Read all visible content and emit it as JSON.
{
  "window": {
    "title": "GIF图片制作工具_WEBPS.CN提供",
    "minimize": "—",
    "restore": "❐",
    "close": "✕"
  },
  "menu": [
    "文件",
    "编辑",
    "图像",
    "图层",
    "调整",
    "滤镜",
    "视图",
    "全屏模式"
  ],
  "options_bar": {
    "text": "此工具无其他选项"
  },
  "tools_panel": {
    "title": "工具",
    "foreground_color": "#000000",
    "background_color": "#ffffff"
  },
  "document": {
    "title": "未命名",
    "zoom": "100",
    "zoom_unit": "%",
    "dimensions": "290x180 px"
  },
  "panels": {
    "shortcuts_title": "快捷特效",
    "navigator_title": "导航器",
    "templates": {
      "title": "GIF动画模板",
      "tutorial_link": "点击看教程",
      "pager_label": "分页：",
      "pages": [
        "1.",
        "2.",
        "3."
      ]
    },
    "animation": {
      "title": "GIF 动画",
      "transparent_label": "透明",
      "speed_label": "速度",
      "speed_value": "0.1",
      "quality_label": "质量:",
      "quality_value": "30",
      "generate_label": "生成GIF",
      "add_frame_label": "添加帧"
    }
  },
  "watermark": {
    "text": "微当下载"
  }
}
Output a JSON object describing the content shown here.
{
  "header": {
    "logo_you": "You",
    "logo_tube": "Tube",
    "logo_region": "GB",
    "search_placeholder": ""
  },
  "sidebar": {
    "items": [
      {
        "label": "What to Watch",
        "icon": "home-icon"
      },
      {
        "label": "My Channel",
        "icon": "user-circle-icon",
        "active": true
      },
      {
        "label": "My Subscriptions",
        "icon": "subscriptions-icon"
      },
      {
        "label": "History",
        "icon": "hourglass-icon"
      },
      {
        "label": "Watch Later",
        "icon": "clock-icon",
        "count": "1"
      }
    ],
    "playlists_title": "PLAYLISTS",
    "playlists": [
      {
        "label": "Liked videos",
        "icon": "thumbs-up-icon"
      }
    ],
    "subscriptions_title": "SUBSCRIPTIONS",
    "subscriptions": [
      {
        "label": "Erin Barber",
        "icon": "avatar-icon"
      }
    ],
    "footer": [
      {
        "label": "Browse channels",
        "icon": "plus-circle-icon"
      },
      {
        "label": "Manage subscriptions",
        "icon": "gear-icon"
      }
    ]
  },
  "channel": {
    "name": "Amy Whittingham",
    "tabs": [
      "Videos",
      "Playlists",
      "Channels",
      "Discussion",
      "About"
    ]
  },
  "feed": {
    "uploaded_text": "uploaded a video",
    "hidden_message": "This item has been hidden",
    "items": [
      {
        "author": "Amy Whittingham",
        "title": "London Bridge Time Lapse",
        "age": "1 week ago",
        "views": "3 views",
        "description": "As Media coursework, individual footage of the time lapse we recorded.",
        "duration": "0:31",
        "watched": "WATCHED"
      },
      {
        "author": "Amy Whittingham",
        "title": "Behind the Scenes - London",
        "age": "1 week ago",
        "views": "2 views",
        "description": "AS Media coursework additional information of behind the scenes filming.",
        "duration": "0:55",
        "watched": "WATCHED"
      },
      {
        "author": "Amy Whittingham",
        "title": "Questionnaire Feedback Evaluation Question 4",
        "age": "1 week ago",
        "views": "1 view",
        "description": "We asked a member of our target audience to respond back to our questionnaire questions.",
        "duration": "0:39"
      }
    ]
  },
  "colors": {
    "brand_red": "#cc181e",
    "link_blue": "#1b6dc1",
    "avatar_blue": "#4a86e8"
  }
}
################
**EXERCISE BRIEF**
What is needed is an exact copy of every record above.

**TASK ANSWER**
Read all visible content and emit it as JSON.
{
  "window": {
    "title": "GIF图片制作工具_WEBPS.CN提供",
    "minimize": "—",
    "restore": "❐",
    "close": "✕"
  },
  "menu": [
    "文件",
    "编辑",
    "图像",
    "图层",
    "调整",
    "滤镜",
    "视图",
    "全屏模式"
  ],
  "options_bar": {
    "text": "此工具无其他选项"
  },
  "tools_panel": {
    "title": "工具",
    "foreground_color": "#000000",
    "background_color": "#ffffff"
  },
  "document": {
    "title": "未命名",
    "zoom": "100",
    "zoom_unit": "%",
    "dimensions": "290x180 px"
  },
  "panels": {
    "shortcuts_title": "快捷特效",
    "navigator_title": "导航器",
    "templates": {
      "title": "GIF动画模板",
      "tutorial_link": "点击看教程",
      "pager_label": "分页：",
      "pages": [
        "1.",
        "2.",
        "3."
      ]
    },
    "animation": {
      "title": "GIF 动画",
      "transparent_label": "透明",
      "speed_label": "速度",
      "speed_value": "0.1",
      "quality_label": "质量:",
      "quality_value": "30",
      "generate_label": "生成GIF",
      "add_frame_label": "添加帧"
    }
  },
  "watermark": {
    "text": "微当下载"
  }
}
Output a JSON object describing the content shown here.
{
  "header": {
    "logo_you": "You",
    "logo_tube": "Tube",
    "logo_region": "GB",
    "search_placeholder": ""
  },
  "sidebar": {
    "items": [
      {
        "label": "What to Watch",
        "icon": "home-icon"
      },
      {
        "label": "My Channel",
        "icon": "user-circle-icon",
        "active": true
      },
      {
        "label": "My Subscriptions",
        "icon": "subscriptions-icon"
      },
      {
        "label": "History",
        "icon": "hourglass-icon"
      },
      {
        "label": "Watch Later",
        "icon": "clock-icon",
        "count": "1"
      }
    ],
    "playlists_title": "PLAYLISTS",
    "playlists": [
      {
        "label": "Liked videos",
        "icon": "thumbs-up-icon"
      }
    ],
    "subscriptions_title": "SUBSCRIPTIONS",
    "subscriptions": [
      {
        "label": "Erin Barber",
        "icon": "avatar-icon"
      }
    ],
    "footer": [
      {
        "label": "Browse channels",
        "icon": "plus-circle-icon"
      },
      {
        "label": "Manage subscriptions",
        "icon": "gear-icon"
      }
    ]
  },
  "channel": {
    "name": "Amy Whittingham",
    "tabs": [
      "Videos",
      "Playlists",
      "Channels",
      "Discussion",
      "About"
    ]
  },
  "feed": {
    "uploaded_text": "uploaded a video",
    "hidden_message": "This item has been hidden",
    "items": [
      {
        "author": "Amy Whittingham",
        "title": "London Bridge Time Lapse",
        "age": "1 week ago",
        "views": "3 views",
        "description": "As Media coursework, individual footage of the time lapse we recorded.",
        "duration": "0:31",
        "watched": "WATCHED"
      },
      {
        "author": "Amy Whittingham",
        "title": "Behind the Scenes - London",
        "age": "1 week ago",
        "views": "2 views",
        "description": "AS Media coursework additional information of behind the scenes filming.",
        "duration": "0:55",
        "watched": "WATCHED"
      },
      {
        "author": "Amy Whittingham",
        "title": "Questionnaire Feedback Evaluation Question 4",
        "age": "1 week ago",
        "views": "1 view",
        "description": "We asked a member of our target audience to respond back to our questionnaire questions.",
        "duration": "0:39"
      }
    ]
  },
  "colors": {
    "brand_red": "#cc181e",
    "link_blue": "#1b6dc1",
    "avatar_blue": "#4a86e8"
  }
}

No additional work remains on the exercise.